The control system includes the integrated PLC system zenon Logic. This controls all local control computers and I/O modules at the connected end points, as well as the remote end points by means of a radio master system. Half a year after LFWV placed the order with metior, 93 of the 118 parts of the equipment have been incorporated into the control system via fiber-optic cable, copper cable or radio. The cyclical treatment of 2.213 IEC variables results in 220,000 database entries every day.
Future-proof Operating Concept
"metior uses zenon for equipment such as that LFWV uses because this comprehensive SCADA solution is tailored for flexible, open and reliable applications," said metior CEO Martin Ableitner. "In addition, zenon can be integrated very easily into existing infrastructure with existing functions such as the simple switching of pumping stations by means of the IEC 60870 telecontrol driver and dual commands."
The fact that zenon also has very wide-ranging graphics capabilities as well as innovative Faceplate technology enabled metior to implement an operating design that is just as ergonomic as it is flexible. On two large-screen overview monitors and two screens per workspace computer in the control room, the zenon Worldview offers operators an entire overview of the equipment, displaying geographic information as well as information regarding the hydraulic infrastructure.
Users can increasingly zoom in on the overview screen by selecting an area, and can drill down to detailed views of individual stations. The capability of zenon to display graphics in very high resolutions enables the simultaneous consideration of attendant areas in the supply network to be viewed with user-friendly zooming.
The trend analysis is an important part of the operating concept. It shows LFWV employees on standby any fluctuation in the water supply within the network at a glance and forms the basis for decision-making and short-term interventions. "The trend tool in the previous system was specifically programmed for us and was very good and highly efficient," says Krainer. "But using the Faceplate technology in zenon, metior created a trend solution that exceeds the benefits of that and also guarantees an improved overview."

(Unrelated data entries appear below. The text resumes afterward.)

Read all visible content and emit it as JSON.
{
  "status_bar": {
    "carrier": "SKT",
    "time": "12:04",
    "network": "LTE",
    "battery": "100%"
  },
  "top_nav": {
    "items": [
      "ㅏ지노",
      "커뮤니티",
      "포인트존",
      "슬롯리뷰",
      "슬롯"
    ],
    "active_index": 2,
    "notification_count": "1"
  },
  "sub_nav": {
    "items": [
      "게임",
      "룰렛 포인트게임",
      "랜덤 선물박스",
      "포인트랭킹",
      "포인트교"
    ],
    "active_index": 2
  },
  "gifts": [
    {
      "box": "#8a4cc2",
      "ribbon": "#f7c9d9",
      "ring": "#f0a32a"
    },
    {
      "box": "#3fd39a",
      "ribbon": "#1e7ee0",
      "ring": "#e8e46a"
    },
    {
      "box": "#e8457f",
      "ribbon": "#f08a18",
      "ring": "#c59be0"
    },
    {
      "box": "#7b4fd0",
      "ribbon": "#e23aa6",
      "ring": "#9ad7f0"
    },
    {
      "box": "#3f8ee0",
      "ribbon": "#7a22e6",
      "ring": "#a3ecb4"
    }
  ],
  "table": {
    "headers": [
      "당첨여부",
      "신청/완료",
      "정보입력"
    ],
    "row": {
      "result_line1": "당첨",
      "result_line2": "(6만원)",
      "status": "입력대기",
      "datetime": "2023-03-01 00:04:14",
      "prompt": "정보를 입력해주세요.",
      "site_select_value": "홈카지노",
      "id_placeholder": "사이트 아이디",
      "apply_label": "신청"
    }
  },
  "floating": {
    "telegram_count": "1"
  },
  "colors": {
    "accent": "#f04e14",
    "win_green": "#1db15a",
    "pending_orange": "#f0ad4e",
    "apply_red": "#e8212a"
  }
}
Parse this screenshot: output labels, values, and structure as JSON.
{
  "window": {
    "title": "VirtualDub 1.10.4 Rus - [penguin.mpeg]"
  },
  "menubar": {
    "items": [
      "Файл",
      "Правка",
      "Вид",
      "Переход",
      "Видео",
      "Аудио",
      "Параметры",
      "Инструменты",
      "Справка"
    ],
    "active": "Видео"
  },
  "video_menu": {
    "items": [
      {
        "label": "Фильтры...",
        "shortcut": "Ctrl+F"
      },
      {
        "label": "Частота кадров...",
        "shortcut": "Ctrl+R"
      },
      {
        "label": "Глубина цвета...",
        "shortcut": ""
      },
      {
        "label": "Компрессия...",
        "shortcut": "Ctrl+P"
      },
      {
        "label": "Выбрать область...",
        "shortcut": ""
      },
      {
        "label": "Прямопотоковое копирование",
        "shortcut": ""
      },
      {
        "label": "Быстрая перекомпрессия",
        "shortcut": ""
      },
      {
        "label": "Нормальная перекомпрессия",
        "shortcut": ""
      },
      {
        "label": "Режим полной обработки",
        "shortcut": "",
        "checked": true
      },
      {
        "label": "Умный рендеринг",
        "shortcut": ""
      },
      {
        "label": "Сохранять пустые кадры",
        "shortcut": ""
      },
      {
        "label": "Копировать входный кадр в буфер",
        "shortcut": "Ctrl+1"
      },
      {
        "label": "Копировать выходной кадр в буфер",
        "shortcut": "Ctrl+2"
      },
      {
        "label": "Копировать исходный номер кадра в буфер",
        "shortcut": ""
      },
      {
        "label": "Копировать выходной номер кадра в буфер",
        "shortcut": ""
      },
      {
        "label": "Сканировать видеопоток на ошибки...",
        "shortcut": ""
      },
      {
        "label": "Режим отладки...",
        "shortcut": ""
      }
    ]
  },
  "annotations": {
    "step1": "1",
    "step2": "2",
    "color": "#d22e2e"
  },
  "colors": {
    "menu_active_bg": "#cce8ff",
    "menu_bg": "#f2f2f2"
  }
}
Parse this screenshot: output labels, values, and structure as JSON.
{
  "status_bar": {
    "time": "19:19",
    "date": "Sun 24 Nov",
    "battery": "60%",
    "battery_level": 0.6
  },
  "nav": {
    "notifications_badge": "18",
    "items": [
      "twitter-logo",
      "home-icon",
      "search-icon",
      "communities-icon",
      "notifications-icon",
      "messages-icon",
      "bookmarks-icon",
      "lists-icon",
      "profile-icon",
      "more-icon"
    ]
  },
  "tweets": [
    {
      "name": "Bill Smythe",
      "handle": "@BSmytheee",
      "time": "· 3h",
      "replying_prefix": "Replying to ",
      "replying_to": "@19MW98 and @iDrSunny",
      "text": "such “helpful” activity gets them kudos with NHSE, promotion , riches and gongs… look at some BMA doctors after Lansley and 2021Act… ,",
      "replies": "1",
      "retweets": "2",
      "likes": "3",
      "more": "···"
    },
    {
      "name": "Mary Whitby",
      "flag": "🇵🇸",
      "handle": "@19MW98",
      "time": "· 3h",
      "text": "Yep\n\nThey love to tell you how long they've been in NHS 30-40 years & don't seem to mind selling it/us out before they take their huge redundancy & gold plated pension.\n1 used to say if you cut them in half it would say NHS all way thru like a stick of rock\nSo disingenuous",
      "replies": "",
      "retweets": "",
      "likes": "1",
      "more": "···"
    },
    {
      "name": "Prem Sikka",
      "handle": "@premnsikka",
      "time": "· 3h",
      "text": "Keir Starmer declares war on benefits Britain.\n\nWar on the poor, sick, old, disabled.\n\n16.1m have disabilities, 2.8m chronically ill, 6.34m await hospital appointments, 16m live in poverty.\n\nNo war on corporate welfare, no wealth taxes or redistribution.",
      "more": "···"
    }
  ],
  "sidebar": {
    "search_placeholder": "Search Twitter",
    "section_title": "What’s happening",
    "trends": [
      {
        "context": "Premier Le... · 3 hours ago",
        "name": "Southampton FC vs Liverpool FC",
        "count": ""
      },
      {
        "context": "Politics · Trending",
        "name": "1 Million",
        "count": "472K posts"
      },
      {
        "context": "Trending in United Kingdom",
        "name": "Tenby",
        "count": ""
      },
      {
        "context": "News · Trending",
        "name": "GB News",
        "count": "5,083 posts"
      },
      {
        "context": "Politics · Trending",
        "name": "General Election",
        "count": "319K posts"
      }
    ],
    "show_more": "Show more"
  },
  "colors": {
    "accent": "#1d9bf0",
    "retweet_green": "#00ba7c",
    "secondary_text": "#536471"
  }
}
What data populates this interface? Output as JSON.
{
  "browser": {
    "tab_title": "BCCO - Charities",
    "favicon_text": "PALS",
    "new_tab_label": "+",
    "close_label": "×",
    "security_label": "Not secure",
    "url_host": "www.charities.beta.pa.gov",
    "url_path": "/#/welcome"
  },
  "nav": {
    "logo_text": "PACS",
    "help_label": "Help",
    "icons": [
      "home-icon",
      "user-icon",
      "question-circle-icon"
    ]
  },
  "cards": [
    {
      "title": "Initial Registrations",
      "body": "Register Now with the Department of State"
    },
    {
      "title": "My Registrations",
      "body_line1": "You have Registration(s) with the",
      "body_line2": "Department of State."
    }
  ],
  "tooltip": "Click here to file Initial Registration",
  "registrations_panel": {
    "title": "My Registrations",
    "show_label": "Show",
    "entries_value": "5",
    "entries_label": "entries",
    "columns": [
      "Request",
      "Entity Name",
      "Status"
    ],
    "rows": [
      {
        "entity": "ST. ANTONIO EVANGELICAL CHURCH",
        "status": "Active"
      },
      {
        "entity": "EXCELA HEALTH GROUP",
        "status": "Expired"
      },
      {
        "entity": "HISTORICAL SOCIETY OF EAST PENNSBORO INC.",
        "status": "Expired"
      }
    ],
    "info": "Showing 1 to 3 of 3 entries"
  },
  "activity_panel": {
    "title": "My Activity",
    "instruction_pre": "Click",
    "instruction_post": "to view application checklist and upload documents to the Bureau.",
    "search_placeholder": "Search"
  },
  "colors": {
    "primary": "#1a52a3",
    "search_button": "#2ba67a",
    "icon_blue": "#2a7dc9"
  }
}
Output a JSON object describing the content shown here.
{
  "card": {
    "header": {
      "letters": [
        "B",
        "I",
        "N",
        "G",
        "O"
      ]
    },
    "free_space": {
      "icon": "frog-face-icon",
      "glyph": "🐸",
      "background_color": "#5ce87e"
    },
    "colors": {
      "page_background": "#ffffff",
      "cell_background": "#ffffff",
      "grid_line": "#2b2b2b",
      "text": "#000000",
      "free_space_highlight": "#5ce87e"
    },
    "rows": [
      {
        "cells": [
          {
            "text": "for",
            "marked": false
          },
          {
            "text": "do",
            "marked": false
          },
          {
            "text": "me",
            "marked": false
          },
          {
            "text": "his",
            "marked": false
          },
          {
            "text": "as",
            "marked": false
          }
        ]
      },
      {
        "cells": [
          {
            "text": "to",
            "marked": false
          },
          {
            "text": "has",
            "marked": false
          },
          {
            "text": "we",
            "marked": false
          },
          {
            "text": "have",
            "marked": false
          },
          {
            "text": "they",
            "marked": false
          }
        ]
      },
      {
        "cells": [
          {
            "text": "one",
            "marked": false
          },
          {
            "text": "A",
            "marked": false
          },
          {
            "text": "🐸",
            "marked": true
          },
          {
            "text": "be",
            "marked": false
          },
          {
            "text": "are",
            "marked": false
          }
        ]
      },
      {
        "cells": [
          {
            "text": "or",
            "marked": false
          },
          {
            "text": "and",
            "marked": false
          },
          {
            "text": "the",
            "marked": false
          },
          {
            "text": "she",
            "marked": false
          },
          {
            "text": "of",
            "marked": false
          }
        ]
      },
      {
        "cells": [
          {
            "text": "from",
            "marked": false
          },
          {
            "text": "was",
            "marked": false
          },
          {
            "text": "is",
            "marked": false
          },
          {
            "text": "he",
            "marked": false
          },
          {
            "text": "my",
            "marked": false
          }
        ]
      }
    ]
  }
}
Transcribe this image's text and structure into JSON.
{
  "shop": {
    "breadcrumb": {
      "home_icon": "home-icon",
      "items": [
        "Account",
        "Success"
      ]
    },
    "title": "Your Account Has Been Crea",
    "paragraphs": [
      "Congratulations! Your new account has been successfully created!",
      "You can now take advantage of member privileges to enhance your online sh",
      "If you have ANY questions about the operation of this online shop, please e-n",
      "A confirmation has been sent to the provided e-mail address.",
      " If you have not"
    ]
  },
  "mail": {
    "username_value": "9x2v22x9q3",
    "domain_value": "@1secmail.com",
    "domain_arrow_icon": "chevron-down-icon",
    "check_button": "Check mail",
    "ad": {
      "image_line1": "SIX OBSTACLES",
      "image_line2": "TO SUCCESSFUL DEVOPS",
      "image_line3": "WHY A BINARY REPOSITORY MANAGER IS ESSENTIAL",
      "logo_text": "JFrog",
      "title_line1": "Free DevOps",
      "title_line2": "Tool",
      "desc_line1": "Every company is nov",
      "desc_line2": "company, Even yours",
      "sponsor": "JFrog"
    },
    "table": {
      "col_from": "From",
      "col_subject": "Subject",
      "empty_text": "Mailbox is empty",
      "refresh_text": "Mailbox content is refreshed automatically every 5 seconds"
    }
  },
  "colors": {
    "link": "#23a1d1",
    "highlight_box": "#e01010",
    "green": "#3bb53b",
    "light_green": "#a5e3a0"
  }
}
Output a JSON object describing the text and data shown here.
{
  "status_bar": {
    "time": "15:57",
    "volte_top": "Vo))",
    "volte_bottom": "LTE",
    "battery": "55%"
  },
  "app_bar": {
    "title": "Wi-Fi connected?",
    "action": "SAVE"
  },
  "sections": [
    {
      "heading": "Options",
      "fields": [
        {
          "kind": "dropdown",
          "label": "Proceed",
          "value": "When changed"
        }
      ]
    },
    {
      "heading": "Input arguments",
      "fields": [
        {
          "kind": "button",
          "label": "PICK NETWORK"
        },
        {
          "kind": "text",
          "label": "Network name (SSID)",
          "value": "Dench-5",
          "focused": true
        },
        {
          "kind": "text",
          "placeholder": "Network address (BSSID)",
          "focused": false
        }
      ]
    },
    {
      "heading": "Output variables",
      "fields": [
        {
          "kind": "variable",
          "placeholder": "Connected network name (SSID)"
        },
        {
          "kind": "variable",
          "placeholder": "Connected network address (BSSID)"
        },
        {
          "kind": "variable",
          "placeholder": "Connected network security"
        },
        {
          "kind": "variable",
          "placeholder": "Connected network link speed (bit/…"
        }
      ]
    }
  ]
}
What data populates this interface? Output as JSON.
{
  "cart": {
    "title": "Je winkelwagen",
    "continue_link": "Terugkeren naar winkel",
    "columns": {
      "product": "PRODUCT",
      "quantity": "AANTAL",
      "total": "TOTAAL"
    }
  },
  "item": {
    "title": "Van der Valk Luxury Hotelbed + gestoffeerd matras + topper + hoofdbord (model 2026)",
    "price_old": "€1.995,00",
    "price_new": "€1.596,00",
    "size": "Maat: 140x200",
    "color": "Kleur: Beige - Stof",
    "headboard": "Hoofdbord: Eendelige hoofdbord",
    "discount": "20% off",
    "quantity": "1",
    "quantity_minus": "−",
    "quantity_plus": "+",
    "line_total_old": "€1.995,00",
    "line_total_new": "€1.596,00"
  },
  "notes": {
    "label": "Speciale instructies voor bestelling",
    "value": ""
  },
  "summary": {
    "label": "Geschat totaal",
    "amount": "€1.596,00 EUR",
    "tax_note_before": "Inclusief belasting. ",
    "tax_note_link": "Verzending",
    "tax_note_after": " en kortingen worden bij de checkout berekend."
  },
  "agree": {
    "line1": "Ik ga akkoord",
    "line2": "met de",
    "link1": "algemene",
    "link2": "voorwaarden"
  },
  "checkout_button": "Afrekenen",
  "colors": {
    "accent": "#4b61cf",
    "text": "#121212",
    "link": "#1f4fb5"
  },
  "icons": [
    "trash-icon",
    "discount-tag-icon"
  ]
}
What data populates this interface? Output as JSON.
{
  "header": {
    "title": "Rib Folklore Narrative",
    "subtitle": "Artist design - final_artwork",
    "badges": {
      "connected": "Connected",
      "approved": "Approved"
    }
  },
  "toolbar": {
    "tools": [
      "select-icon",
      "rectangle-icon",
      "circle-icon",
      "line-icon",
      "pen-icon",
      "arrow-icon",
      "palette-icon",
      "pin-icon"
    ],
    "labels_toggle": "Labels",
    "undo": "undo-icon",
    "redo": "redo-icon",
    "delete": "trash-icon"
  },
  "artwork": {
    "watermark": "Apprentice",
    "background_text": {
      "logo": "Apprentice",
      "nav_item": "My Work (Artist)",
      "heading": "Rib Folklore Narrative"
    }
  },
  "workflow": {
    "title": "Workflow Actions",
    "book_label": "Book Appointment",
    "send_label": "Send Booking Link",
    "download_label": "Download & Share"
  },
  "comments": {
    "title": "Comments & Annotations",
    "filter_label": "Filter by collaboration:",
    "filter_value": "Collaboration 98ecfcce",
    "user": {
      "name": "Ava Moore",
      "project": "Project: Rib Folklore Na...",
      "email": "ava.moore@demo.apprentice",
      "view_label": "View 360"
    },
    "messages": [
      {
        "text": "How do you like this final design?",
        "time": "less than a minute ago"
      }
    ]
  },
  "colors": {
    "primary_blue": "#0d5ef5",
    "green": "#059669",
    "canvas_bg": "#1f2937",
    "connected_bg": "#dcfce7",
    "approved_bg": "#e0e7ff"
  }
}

Mobile, Flexible Operations Management
Switching the control system to zenon has enabled the use of mobile end devices and resulted in a significant change to the way the maintenance technicians work. "They can now perform standby tasks at home," says Ewald Lambauer, deputy manager at LFWV, citing a significant advantage of zenon's web-based user interface. "What is almost even more important is that, for on-site deployment too, they always have an overview of the complete equipment on their tablet PC so operations are always under control."Back